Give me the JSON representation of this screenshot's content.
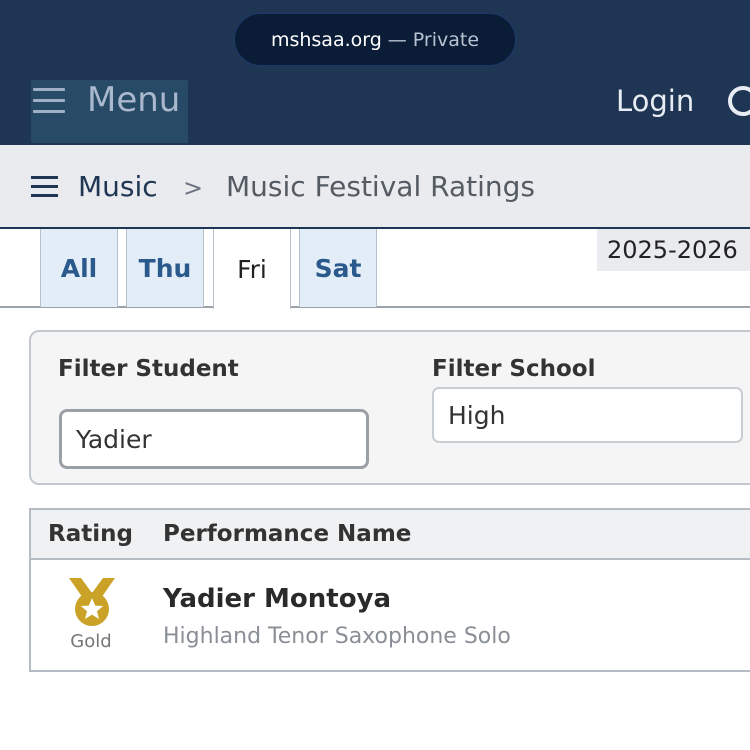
{
  "browser": {
    "url": "mshsaa.org",
    "separator": "—",
    "mode": "Private"
  },
  "header": {
    "menu_label": "Menu",
    "login_label": "Login",
    "search_icon": "search-icon"
  },
  "breadcrumb": {
    "root": "Music",
    "separator": ">",
    "current": "Music Festival Ratings"
  },
  "tabs": [
    {
      "label": "All",
      "active": false
    },
    {
      "label": "Thu",
      "active": false
    },
    {
      "label": "Fri",
      "active": true
    },
    {
      "label": "Sat",
      "active": false
    }
  ],
  "season": "2025-2026",
  "filters": {
    "student_label": "Filter Student",
    "student_value": "Yadier",
    "school_label": "Filter School",
    "school_value": "High"
  },
  "table": {
    "columns": [
      "Rating",
      "Performance Name"
    ],
    "rows": [
      {
        "rating": "Gold",
        "rating_icon": "gold-medal-icon",
        "name": "Yadier Montoya",
        "detail": "Highland Tenor Saxophone Solo"
      }
    ]
  },
  "colors": {
    "header_bg": "#1e3553",
    "link_blue": "#2a5a8c",
    "gold": "#c9a227"
  }
}
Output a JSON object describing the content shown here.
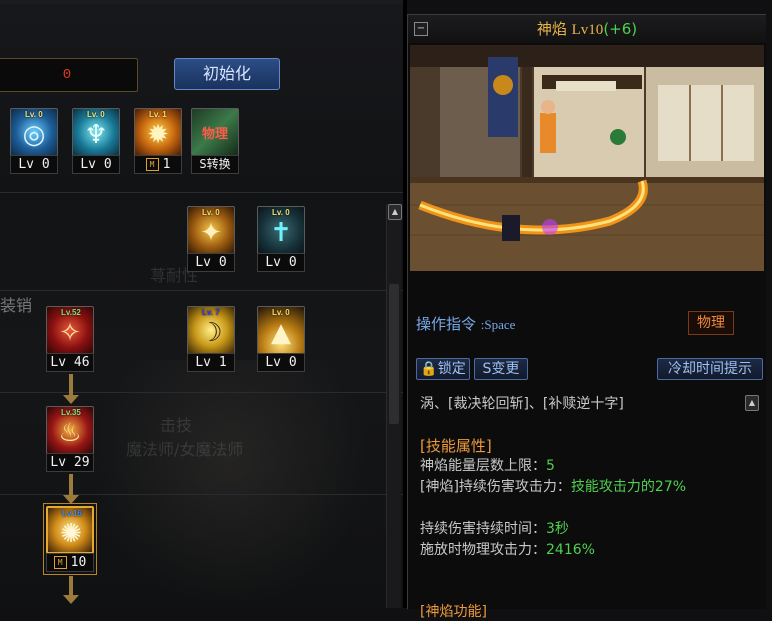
{
  "left": {
    "sp_value": "0",
    "reset_label": "初始化",
    "faint_labels": [
      "荨耐性",
      "装销",
      "击技",
      "魔法师/女魔法师"
    ],
    "row1": [
      {
        "name": "skill-1",
        "lv_tag": "Lv. 0",
        "level": "Lv 0",
        "glyph": "◎",
        "color": "#3a8bd0"
      },
      {
        "name": "skill-2",
        "lv_tag": "Lv. 0",
        "level": "Lv 0",
        "glyph": "♆",
        "color": "#2aa9c8"
      },
      {
        "name": "skill-3",
        "lv_tag": "Lv. 1",
        "level": "1",
        "glyph": "✹",
        "color": "#d47a18",
        "mark": "M"
      },
      {
        "name": "skill-4",
        "lv_tag": "",
        "level": "S转换",
        "glyph": "物理",
        "color": "#2c6a3c"
      }
    ],
    "row2": [
      {
        "name": "skill-5",
        "lv_tag": "Lv. 0",
        "level": "Lv 0",
        "glyph": "✦",
        "color": "#c88a18"
      },
      {
        "name": "skill-6",
        "lv_tag": "Lv. 0",
        "level": "Lv 0",
        "glyph": "✝",
        "color": "#28a8b8"
      }
    ],
    "row3": [
      {
        "name": "skill-7",
        "lv_tag": "Lv.52",
        "level": "Lv 46",
        "glyph": "✧",
        "color": "#b02020"
      },
      {
        "name": "skill-8",
        "lv_tag": "Lv. 7",
        "level": "Lv 1",
        "glyph": "☽",
        "color": "#c89818"
      },
      {
        "name": "skill-9",
        "lv_tag": "Lv. 0",
        "level": "Lv 0",
        "glyph": "▲",
        "color": "#d0a020"
      }
    ],
    "row4": [
      {
        "name": "skill-10",
        "lv_tag": "Lv.35",
        "level": "Lv 29",
        "glyph": "♨",
        "color": "#a81818"
      }
    ],
    "row5": [
      {
        "name": "skill-11",
        "lv_tag": "Lv.16",
        "level": "10",
        "glyph": "✺",
        "color": "#c88a18",
        "mark": "M"
      }
    ]
  },
  "right": {
    "skill_name": "神焰",
    "skill_level": "Lv10",
    "skill_bonus": "(+6)",
    "collapse_label": "−",
    "command_label": "操作指令",
    "command_key": ":Space",
    "type_badge": "物理",
    "lock_label": "锁定",
    "change_label": "S变更",
    "cooldown_label": "冷却时间提示",
    "prev_text": "涡、[裁决轮回斩]、[补赎逆十字]",
    "attr_header": "[技能属性]",
    "attrs": [
      {
        "label": "神焰能量层数上限：",
        "value": "5"
      },
      {
        "label": "[神焰]持续伤害攻击力：",
        "value": "技能攻击力的27%"
      },
      {
        "label": "持续伤害持续时间：",
        "value": "3秒"
      },
      {
        "label": "施放时物理攻击力：",
        "value": "2416%"
      }
    ],
    "next_header": "[神焰功能]"
  },
  "colors": {
    "accent_gold": "#e8b54a",
    "green_value": "#4fd04f",
    "blue_label": "#79a8e8",
    "orange_header": "#ef9a3a"
  }
}
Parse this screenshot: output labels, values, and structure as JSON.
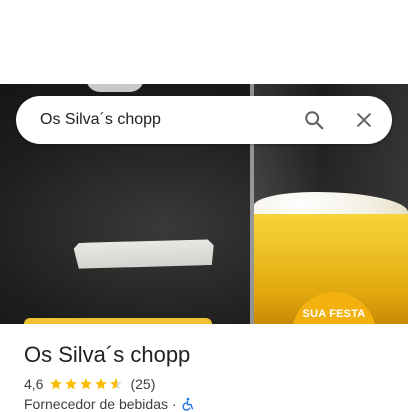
{
  "search": {
    "query": "Os Silva´s chopp",
    "search_icon": "search-icon",
    "close_icon": "close-icon"
  },
  "hero": {
    "badge_text": "SUA FESTA"
  },
  "place": {
    "name": "Os Silva´s chopp",
    "rating": "4,6",
    "rating_value": 4.6,
    "review_count": "(25)",
    "category": "Fornecedor de bebidas",
    "separator": "·",
    "accessibility_icon": "wheelchair-icon"
  },
  "colors": {
    "star": "#fbbc04",
    "star_empty": "#dadce0",
    "text_primary": "#202124",
    "text_secondary": "#3c4043",
    "accessibility": "#1a73e8"
  }
}
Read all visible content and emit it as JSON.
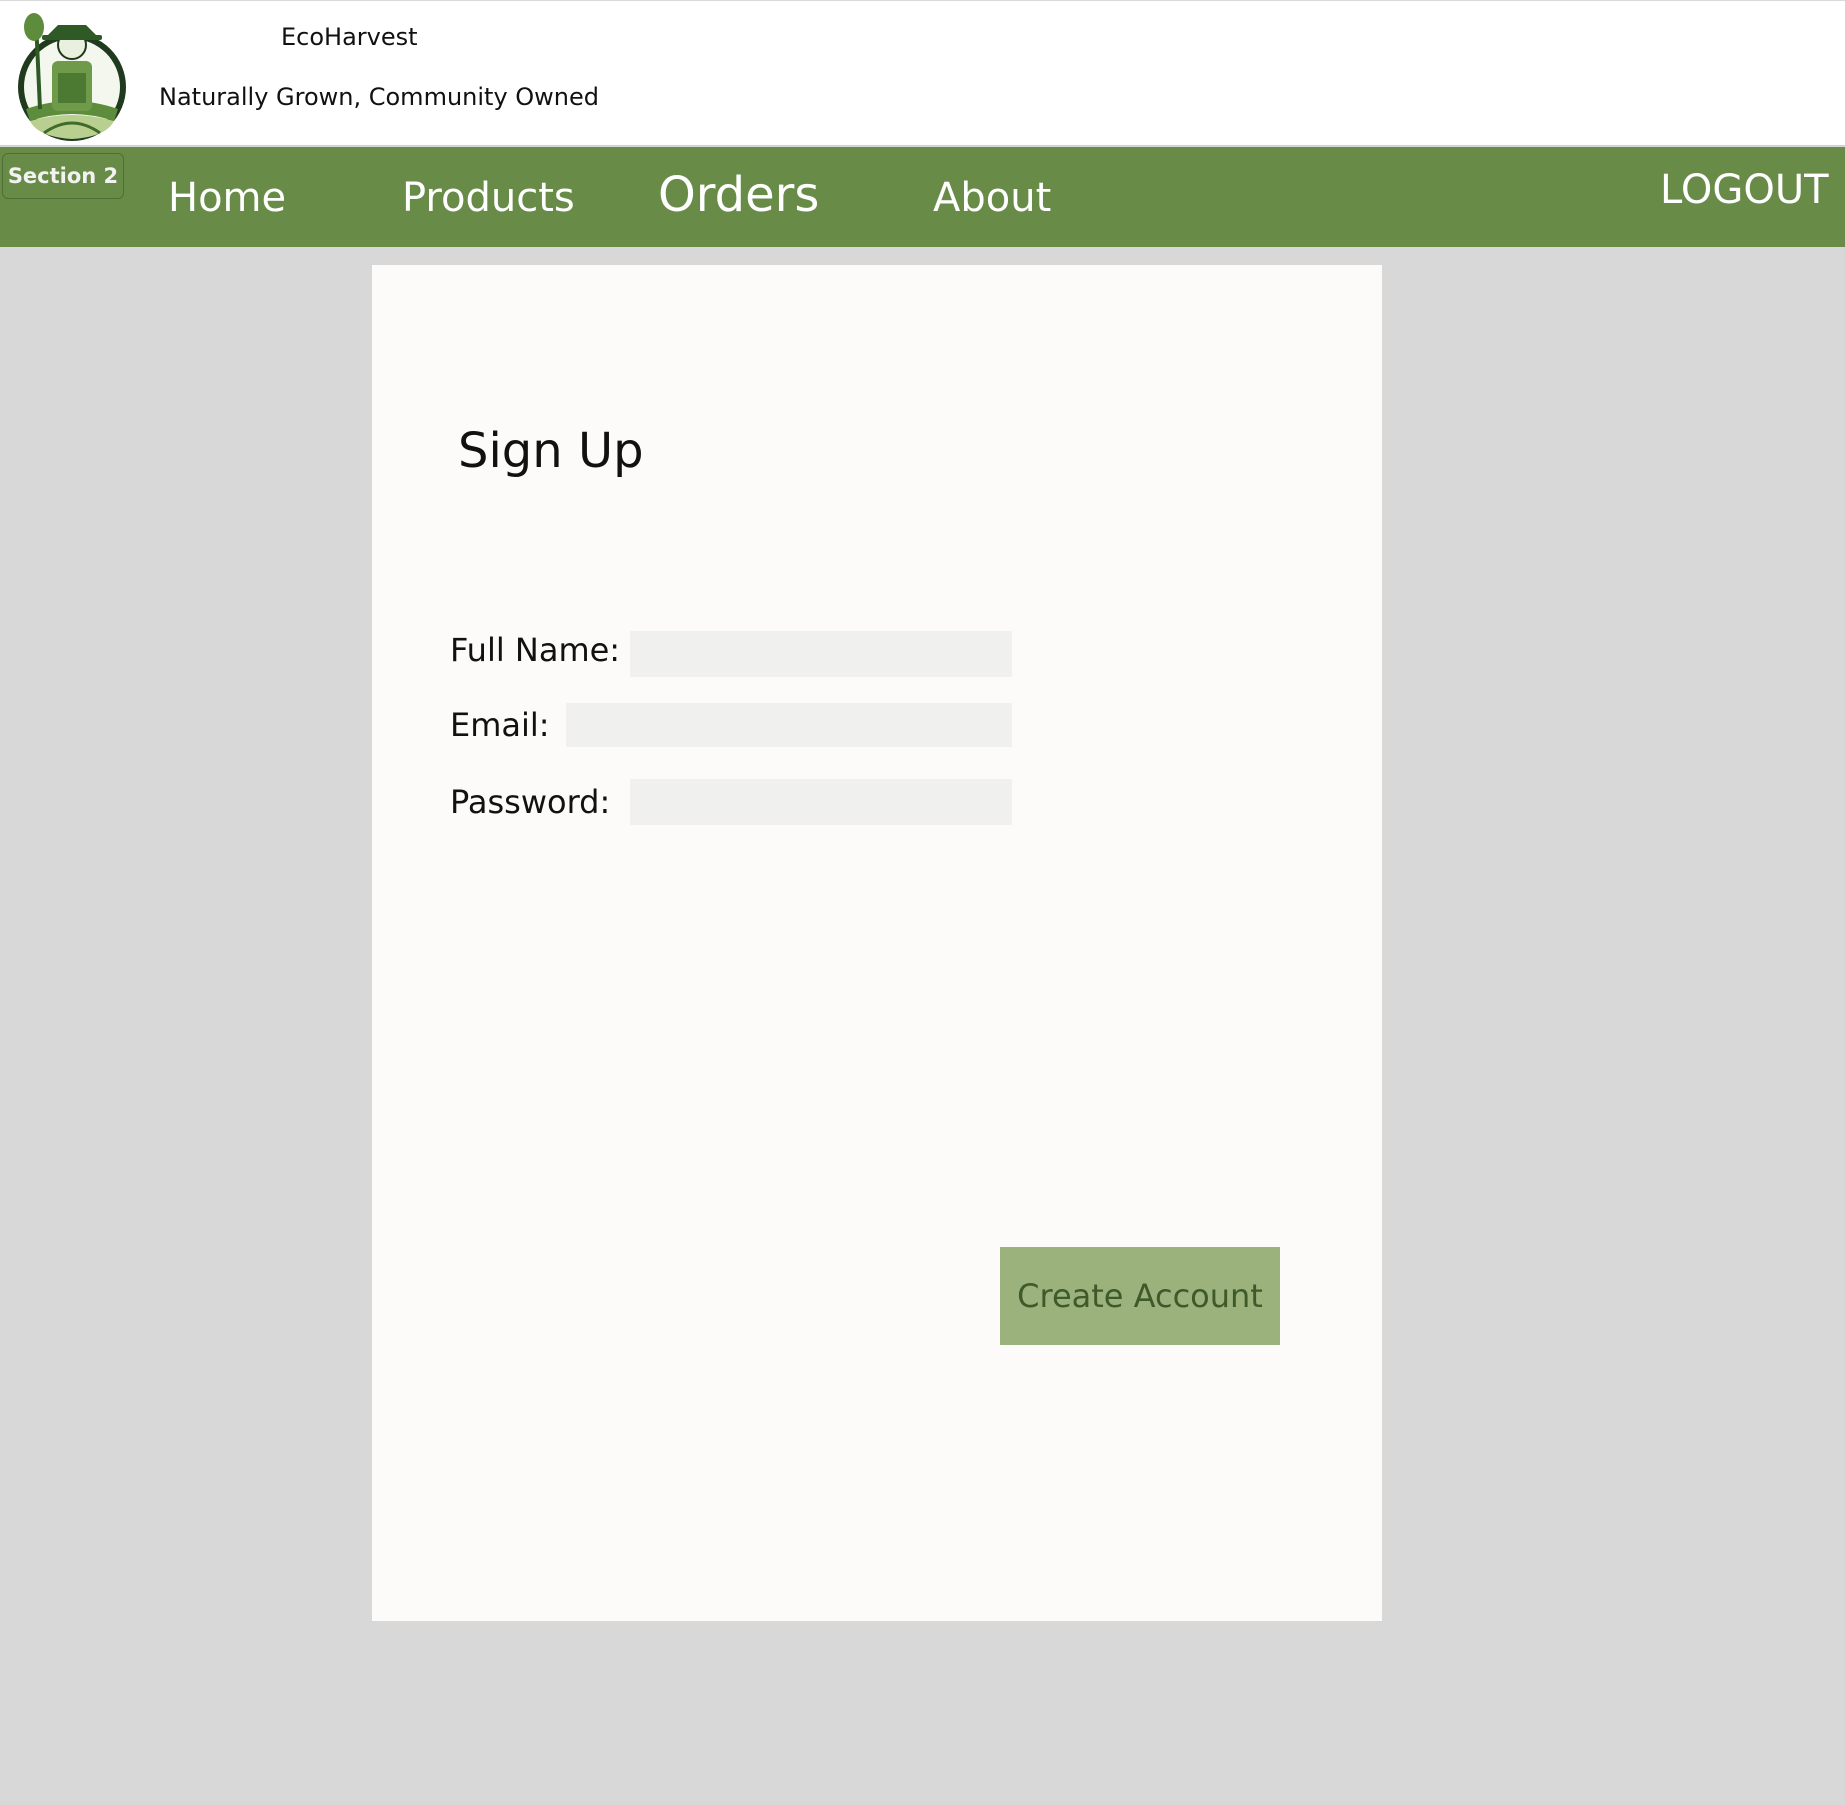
{
  "header": {
    "brand_name": "EcoHarvest",
    "tagline": "Naturally Grown, Community Owned",
    "logo_icon": "farmer-logo-icon"
  },
  "nav": {
    "section_badge": "Section 2",
    "items": [
      {
        "label": "Home"
      },
      {
        "label": "Products"
      },
      {
        "label": "Orders"
      },
      {
        "label": "About"
      }
    ],
    "logout_label": "LOGOUT"
  },
  "signup": {
    "title": "Sign Up",
    "fields": {
      "full_name": {
        "label": "Full Name:",
        "value": ""
      },
      "email": {
        "label": "Email:",
        "value": ""
      },
      "password": {
        "label": "Password:",
        "value": ""
      }
    },
    "submit_label": "Create Account"
  },
  "colors": {
    "nav_background": "#688c48",
    "page_background": "#d8d8d8",
    "panel_background": "#fdfafa",
    "button_background": "#9bb27c",
    "button_text": "#3f5a2a",
    "input_background": "#f0f0ef"
  }
}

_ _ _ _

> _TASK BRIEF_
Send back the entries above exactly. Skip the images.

> _FINISHED TASK_
Give me the JSON representation of this screenshot's content.
{
  "browser": {
    "url": "mshsaa.org",
    "separator": "—",
    "mode": "Private"
  },
  "header": {
    "menu_label": "Menu",
    "login_label": "Login",
    "search_icon": "search-icon"
  },
  "breadcrumb": {
    "root": "Music",
    "separator": ">",
    "current": "Music Festival Ratings"
  },
  "tabs": [
    {
      "label": "All",
      "active": false
    },
    {
      "label": "Thu",
      "active": false
    },
    {
      "label": "Fri",
      "active": true
    },
    {
      "label": "Sat",
      "active": false
    }
  ],
  "season": "2025-2026",
  "filters": {
    "student_label": "Filter Student",
    "student_value": "Yadier",
    "school_label": "Filter School",
    "school_value": "High"
  },
  "table": {
    "columns": [
      "Rating",
      "Performance Name"
    ],
    "rows": [
      {
        "rating": "Gold",
        "rating_icon": "gold-medal-icon",
        "name": "Yadier Montoya",
        "detail": "Highland Tenor Saxophone Solo"
      }
    ]
  },
  "colors": {
    "header_bg": "#1e3553",
    "link_blue": "#2a5a8c",
    "gold": "#c9a227"
  }
}
Output a JSON object describing the content shown here.
{
  "left": {
    "sp_value": "0",
    "reset_label": "初始化",
    "faint_labels": [
      "荨耐性",
      "装销",
      "击技",
      "魔法师/女魔法师"
    ],
    "row1": [
      {
        "name": "skill-1",
        "lv_tag": "Lv. 0",
        "level": "Lv 0",
        "glyph": "◎",
        "color": "#3a8bd0"
      },
      {
        "name": "skill-2",
        "lv_tag": "Lv. 0",
        "level": "Lv 0",
        "glyph": "♆",
        "color": "#2aa9c8"
      },
      {
        "name": "skill-3",
        "lv_tag": "Lv. 1",
        "level": "1",
        "glyph": "✹",
        "color": "#d47a18",
        "mark": "M"
      },
      {
        "name": "skill-4",
        "lv_tag": "",
        "level": "S转换",
        "glyph": "物理",
        "color": "#2c6a3c"
      }
    ],
    "row2": [
      {
        "name": "skill-5",
        "lv_tag": "Lv. 0",
        "level": "Lv 0",
        "glyph": "✦",
        "color": "#c88a18"
      },
      {
        "name": "skill-6",
        "lv_tag": "Lv. 0",
        "level": "Lv 0",
        "glyph": "✝",
        "color": "#28a8b8"
      }
    ],
    "row3": [
      {
        "name": "skill-7",
        "lv_tag": "Lv.52",
        "level": "Lv 46",
        "glyph": "✧",
        "color": "#b02020"
      },
      {
        "name": "skill-8",
        "lv_tag": "Lv. 7",
        "level": "Lv 1",
        "glyph": "☽",
        "color": "#c89818"
      },
      {
        "name": "skill-9",
        "lv_tag": "Lv. 0",
        "level": "Lv 0",
        "glyph": "▲",
        "color": "#d0a020"
      }
    ],
    "row4": [
      {
        "name": "skill-10",
        "lv_tag": "Lv.35",
        "level": "Lv 29",
        "glyph": "♨",
        "color": "#a81818"
      }
    ],
    "row5": [
      {
        "name": "skill-11",
        "lv_tag": "Lv.16",
        "level": "10",
        "glyph": "✺",
        "color": "#c88a18",
        "mark": "M"
      }
    ]
  },
  "right": {
    "skill_name": "神焰",
    "skill_level": "Lv10",
    "skill_bonus": "(+6)",
    "collapse_label": "−",
    "command_label": "操作指令",
    "command_key": ":Space",
    "type_badge": "物理",
    "lock_label": "锁定",
    "change_label": "S变更",
    "cooldown_label": "冷却时间提示",
    "prev_text": "涡、[裁决轮回斩]、[补赎逆十字]",
    "attr_header": "[技能属性]",
    "attrs": [
      {
        "label": "神焰能量层数上限：",
        "value": "5"
      },
      {
        "label": "[神焰]持续伤害攻击力：",
        "value": "技能攻击力的27%"
      },
      {
        "label": "持续伤害持续时间：",
        "value": "3秒"
      },
      {
        "label": "施放时物理攻击力：",
        "value": "2416%"
      }
    ],
    "next_header": "[神焰功能]"
  },
  "colors": {
    "accent_gold": "#e8b54a",
    "green_value": "#4fd04f",
    "blue_label": "#79a8e8",
    "orange_header": "#ef9a3a"
  }
}
Parse this screenshot: output labels, values, and structure as JSON.
{
  "search": {
    "query": "Os Silva´s chopp",
    "search_icon": "search-icon",
    "close_icon": "close-icon"
  },
  "hero": {
    "badge_text": "SUA FESTA"
  },
  "place": {
    "name": "Os Silva´s chopp",
    "rating": "4,6",
    "rating_value": 4.6,
    "review_count": "(25)",
    "category": "Fornecedor de bebidas",
    "separator": "·",
    "accessibility_icon": "wheelchair-icon"
  },
  "colors": {
    "star": "#fbbc04",
    "star_empty": "#dadce0",
    "text_primary": "#202124",
    "text_secondary": "#3c4043",
    "accessibility": "#1a73e8"
  }
}
Read all visible content and emit it as JSON.
{
  "header": {
    "brand_name": "EcoHarvest",
    "tagline": "Naturally Grown, Community Owned",
    "logo_icon": "farmer-logo-icon"
  },
  "nav": {
    "section_badge": "Section 2",
    "items": [
      {
        "label": "Home"
      },
      {
        "label": "Products"
      },
      {
        "label": "Orders"
      },
      {
        "label": "About"
      }
    ],
    "logout_label": "LOGOUT"
  },
  "signup": {
    "title": "Sign Up",
    "fields": {
      "full_name": {
        "label": "Full Name:",
        "value": ""
      },
      "email": {
        "label": "Email:",
        "value": ""
      },
      "password": {
        "label": "Password:",
        "value": ""
      }
    },
    "submit_label": "Create Account"
  },
  "colors": {
    "nav_background": "#688c48",
    "page_background": "#d8d8d8",
    "panel_background": "#fdfafa",
    "button_background": "#9bb27c",
    "button_text": "#3f5a2a",
    "input_background": "#f0f0ef"
  }
}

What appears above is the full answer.